“When I was pregnant, the doctors at Sunderland Royal did a routine 20-week scan and noticed that there was fluid in the baby’s brain, heart, stomach and lungs,” Francesca said. “There was fluid in every major organ.”

Francesca was rushed to a specialist unit at Newcastle’s Royal Victoria Infirmary, where her unborn baby underwent life-saving treatment.

“They gave her a blood transfusion using a long needle, passing through me, the womb, and into a heart valve,” she said.

“She had another one at 28 weeks and they could tell straight away that she was safe for the time being.

“But they said she stood a better chance of survival if she had treatment outside the womb, so they were forced to induce the birth.

“I went through an 18-hour labour and then a Caesarean.

“She did not breathe by herself for about 10 minutes after she was born

“She also had to have a full blood exchange, which involved removing all her blood and replacing it.

“At the time it was essential, but it could have caused brain damage.”

Caused by a failure in the bone marrow that prevents the body from producing red blood cells, DBA can leave sufferers critically weak and susceptible to a range of diseases, with even a common cold developing into a deadly chest infection.

Chloe’s family will soon face a desperate search for a matching donor, with their daughter unlikely to live beyond her 40s without one.

“We have been warned that many of the problems she has now won’t go away until we find a successful bone marrow donor,” said Francesca. “She will have severe developmental problems and there is a danger that even by the age of two she won’t be able to crawl.

“And even if a donor is found, there is a danger she won’t make it through the chemotherapy, which she will have to undergo to complete her treatment.”
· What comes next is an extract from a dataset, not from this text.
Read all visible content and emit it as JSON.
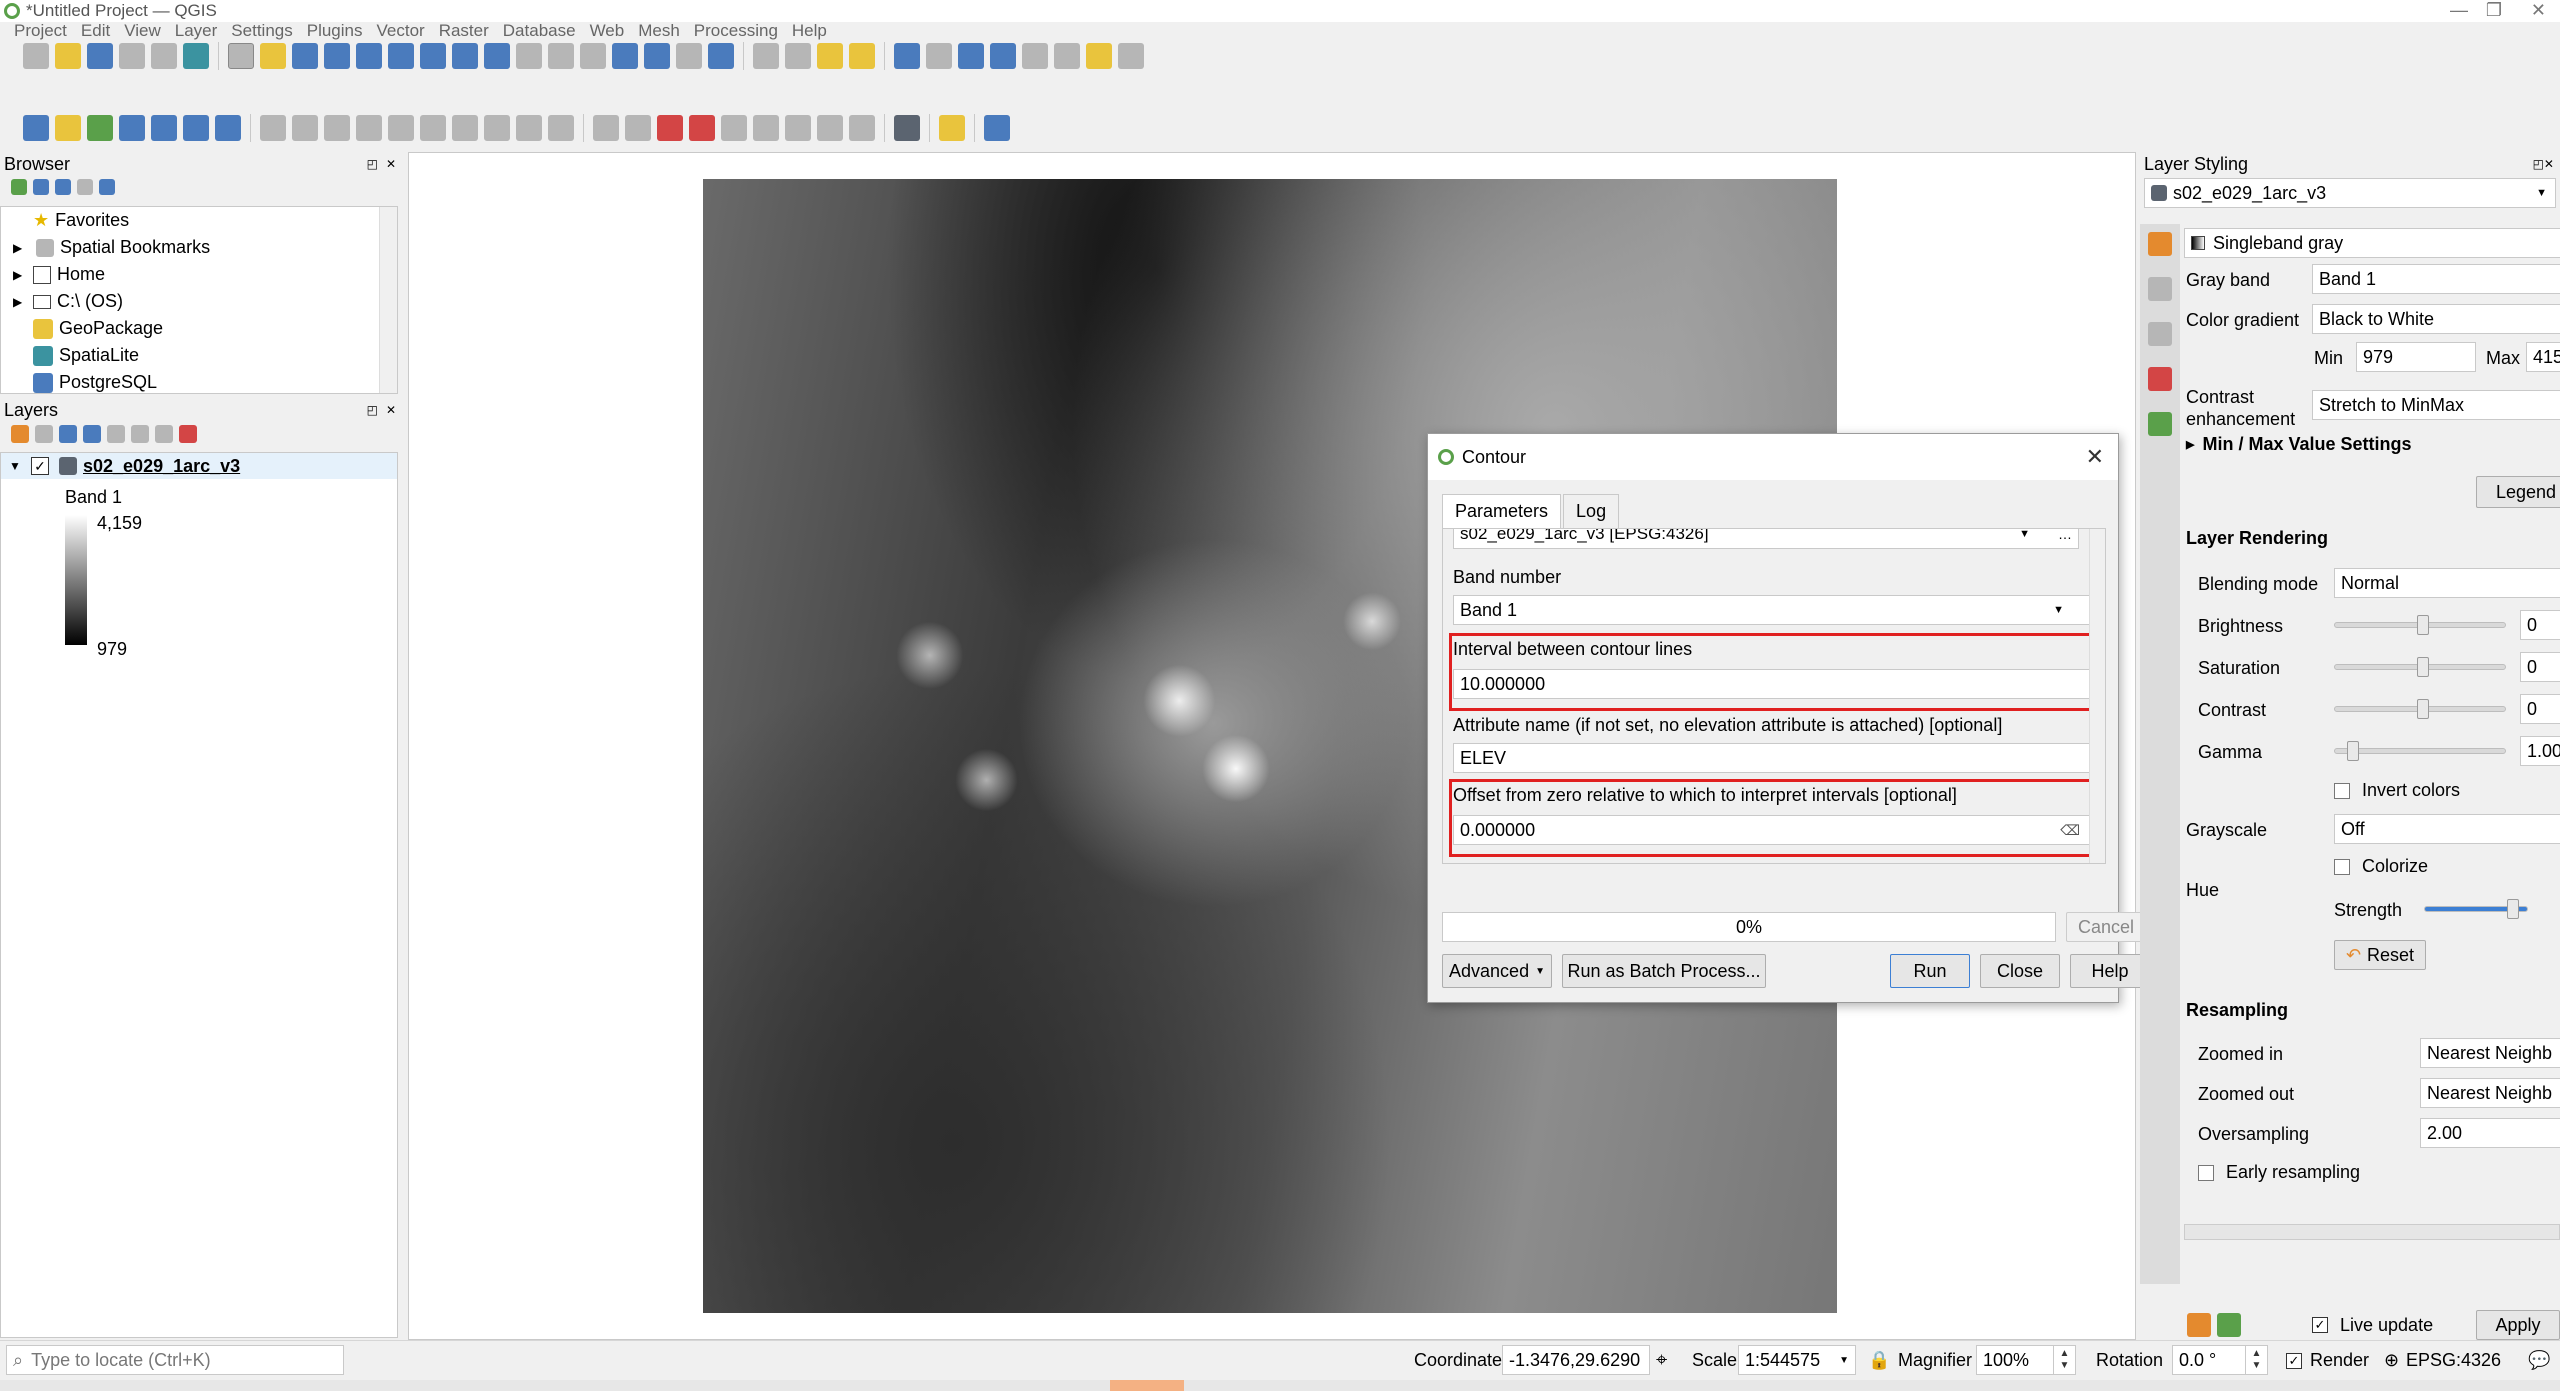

Though neither of her parents carry the disorder, Chloe is thought to have been passed it through a late relation, Francesca’s aunt.

“She died when she was 15, but it was only after Chloe was born that we found out about it.
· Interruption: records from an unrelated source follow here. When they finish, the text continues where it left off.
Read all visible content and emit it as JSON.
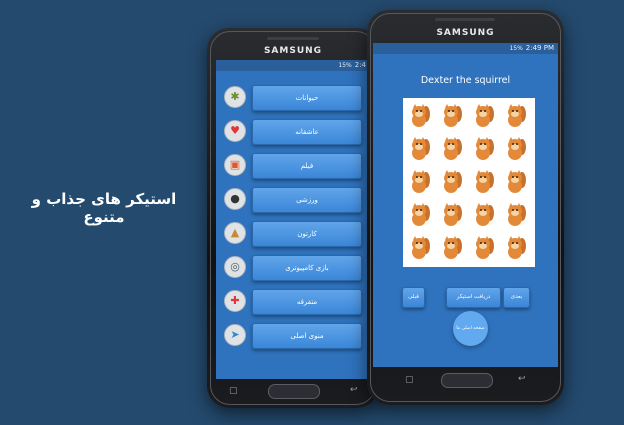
{
  "tagline": "استیکر های جذاب و متنوع",
  "phone1": {
    "brand": "SAMSUNG",
    "status": {
      "signal": "15%",
      "time": "2:4"
    },
    "categories": [
      {
        "label": "حیوانات",
        "icon": "paw-icon",
        "icon_color": "#6a8f2c"
      },
      {
        "label": "عاشقانه",
        "icon": "heart-icon",
        "icon_color": "#e0373a"
      },
      {
        "label": "فیلم",
        "icon": "film-icon",
        "icon_color": "#e0592a"
      },
      {
        "label": "ورزشی",
        "icon": "soccer-ball-icon",
        "icon_color": "#333333"
      },
      {
        "label": "کارتون",
        "icon": "giraffe-icon",
        "icon_color": "#c98a38"
      },
      {
        "label": "بازی کامپیوتری",
        "icon": "gamepad-icon",
        "icon_color": "#4c5a63"
      },
      {
        "label": "متفرقه",
        "icon": "plus-icon",
        "icon_color": "#e0373a"
      },
      {
        "label": "منوی اصلی",
        "icon": "telegram-icon",
        "icon_color": "#2f8bd1"
      }
    ]
  },
  "phone2": {
    "brand": "SAMSUNG",
    "status": {
      "signal": "15%",
      "time": "2:49 PM"
    },
    "pack_title": "Dexter the squirrel",
    "buttons": {
      "prev": "قبلی",
      "download": "دریافت استیکر",
      "next": "بعدی"
    },
    "circle_label": "صفحه اصلی ما"
  },
  "colors": {
    "background": "#244a6e",
    "screen": "#2f72bd",
    "button": "#4a93e0",
    "sticker_fur": "#e38a3a"
  }
}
“The doctors had their suspicions about what was wrong with Chloe, but couldn’t say for sure until after a few months.

“But she is the only other family member affected by it.
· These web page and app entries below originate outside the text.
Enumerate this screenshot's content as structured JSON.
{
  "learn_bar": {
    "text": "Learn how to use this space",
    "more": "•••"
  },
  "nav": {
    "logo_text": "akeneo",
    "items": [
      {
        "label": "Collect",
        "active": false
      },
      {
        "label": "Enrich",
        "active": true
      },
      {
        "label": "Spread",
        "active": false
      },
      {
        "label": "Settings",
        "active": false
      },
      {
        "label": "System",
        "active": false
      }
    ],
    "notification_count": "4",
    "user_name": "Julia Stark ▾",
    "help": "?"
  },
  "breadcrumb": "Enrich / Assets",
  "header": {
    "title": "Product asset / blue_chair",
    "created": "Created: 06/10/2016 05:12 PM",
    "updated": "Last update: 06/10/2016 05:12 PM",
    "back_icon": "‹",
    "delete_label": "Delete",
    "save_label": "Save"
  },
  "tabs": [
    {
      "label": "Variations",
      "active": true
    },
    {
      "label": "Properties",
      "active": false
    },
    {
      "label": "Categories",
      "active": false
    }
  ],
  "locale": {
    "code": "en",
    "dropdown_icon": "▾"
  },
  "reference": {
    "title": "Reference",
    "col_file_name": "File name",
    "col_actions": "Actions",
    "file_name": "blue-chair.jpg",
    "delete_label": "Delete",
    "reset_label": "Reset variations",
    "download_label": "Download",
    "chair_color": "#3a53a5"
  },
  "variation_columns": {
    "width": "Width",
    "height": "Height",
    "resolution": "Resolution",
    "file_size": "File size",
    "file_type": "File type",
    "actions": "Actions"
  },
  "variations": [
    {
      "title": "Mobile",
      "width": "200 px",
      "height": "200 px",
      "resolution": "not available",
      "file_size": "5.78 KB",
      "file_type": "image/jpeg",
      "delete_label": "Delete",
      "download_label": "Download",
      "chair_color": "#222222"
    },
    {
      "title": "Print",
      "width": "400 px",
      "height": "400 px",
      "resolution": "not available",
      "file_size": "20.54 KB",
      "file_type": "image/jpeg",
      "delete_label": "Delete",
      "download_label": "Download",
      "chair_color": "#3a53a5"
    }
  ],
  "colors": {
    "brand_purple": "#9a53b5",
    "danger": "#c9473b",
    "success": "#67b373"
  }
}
“It was just bad luck that she developed it.”

Francesca, who also looks after four-year-old daughter Millie, has now become a full-time carer with partner Craig, 27, who also has a son, Tye, five.

“Chloe had to undergo a transfusion after four weeks and she has had to have one every four weeks ever since,” she said.

“She goes into hospital at 10am and usually gets out at about 9pm.

“The blood has to be specially treated otherwise it will kill her and she has to undergo all sorts of tests.

“Also, because she is undergoing so many blood transfusions, she is taking in too much iron.

“It means she will have to go on a special machine to clean her blood.”

“Although she has a lot of problems, including hormone problems and a heart murmur, she is a happy, loving baby.

“At 22 weeks pregnant, I was told that I would be lucky if she lasted more that 10 hours. She has now turned one.”

“The hospital staff did an amazing job. I just can’t thank them enough.”

Twitter: @SunEchoJohnston